==== Material provided ====
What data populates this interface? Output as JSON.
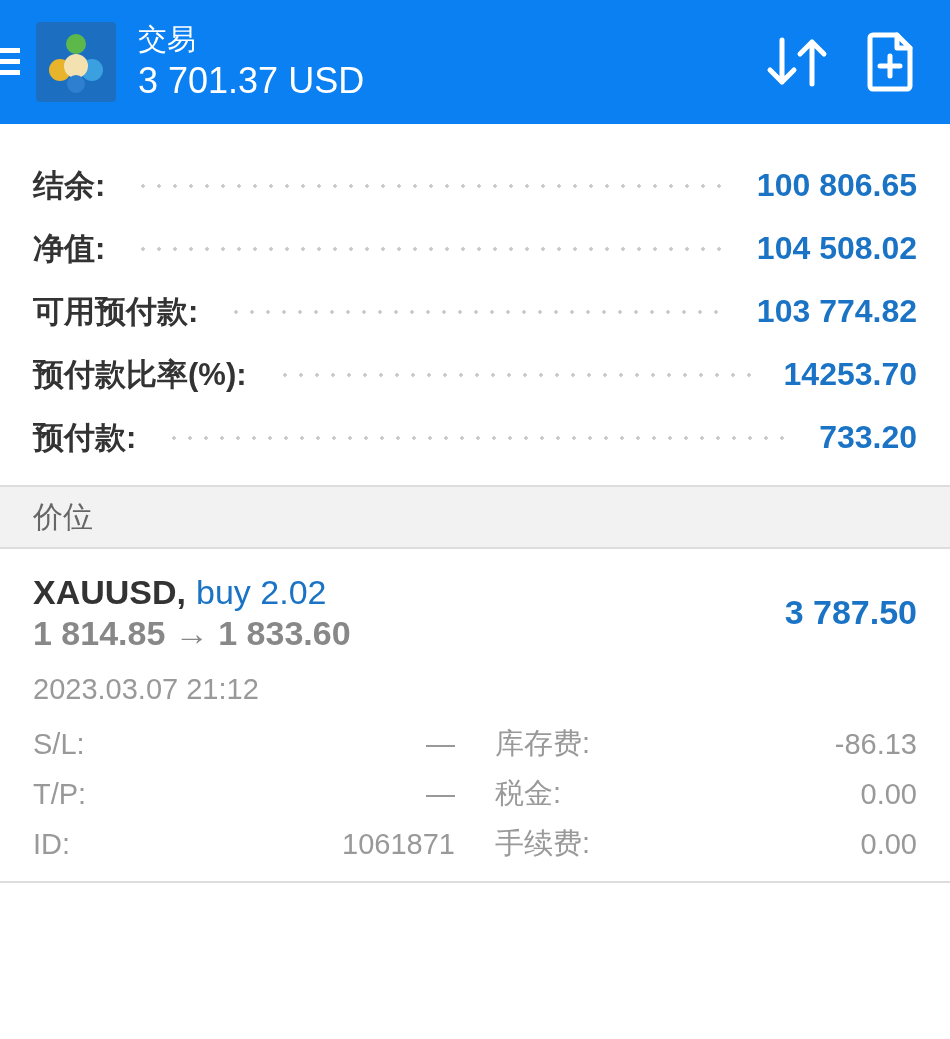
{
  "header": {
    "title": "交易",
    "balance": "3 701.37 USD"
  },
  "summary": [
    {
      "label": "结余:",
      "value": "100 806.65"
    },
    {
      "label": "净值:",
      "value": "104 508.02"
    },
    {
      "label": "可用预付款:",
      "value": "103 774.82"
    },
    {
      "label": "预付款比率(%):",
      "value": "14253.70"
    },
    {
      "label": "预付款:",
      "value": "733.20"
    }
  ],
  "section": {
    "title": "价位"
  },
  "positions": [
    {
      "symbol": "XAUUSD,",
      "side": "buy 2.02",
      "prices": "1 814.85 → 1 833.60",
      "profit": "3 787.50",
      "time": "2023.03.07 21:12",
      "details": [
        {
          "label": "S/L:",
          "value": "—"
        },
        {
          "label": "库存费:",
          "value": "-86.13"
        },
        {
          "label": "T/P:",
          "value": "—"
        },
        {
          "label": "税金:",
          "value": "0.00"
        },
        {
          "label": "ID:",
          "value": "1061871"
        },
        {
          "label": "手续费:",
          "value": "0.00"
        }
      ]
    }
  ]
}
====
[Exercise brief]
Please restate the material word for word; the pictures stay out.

[Result of this task]
What data populates this interface? Output as JSON.
{
  "header": {
    "title": "交易",
    "balance": "3 701.37 USD"
  },
  "summary": [
    {
      "label": "结余:",
      "value": "100 806.65"
    },
    {
      "label": "净值:",
      "value": "104 508.02"
    },
    {
      "label": "可用预付款:",
      "value": "103 774.82"
    },
    {
      "label": "预付款比率(%):",
      "value": "14253.70"
    },
    {
      "label": "预付款:",
      "value": "733.20"
    }
  ],
  "section": {
    "title": "价位"
  },
  "positions": [
    {
      "symbol": "XAUUSD,",
      "side": "buy 2.02",
      "prices": "1 814.85 → 1 833.60",
      "profit": "3 787.50",
      "time": "2023.03.07 21:12",
      "details": [
        {
          "label": "S/L:",
          "value": "—"
        },
        {
          "label": "库存费:",
          "value": "-86.13"
        },
        {
          "label": "T/P:",
          "value": "—"
        },
        {
          "label": "税金:",
          "value": "0.00"
        },
        {
          "label": "ID:",
          "value": "1061871"
        },
        {
          "label": "手续费:",
          "value": "0.00"
        }
      ]
    }
  ]
}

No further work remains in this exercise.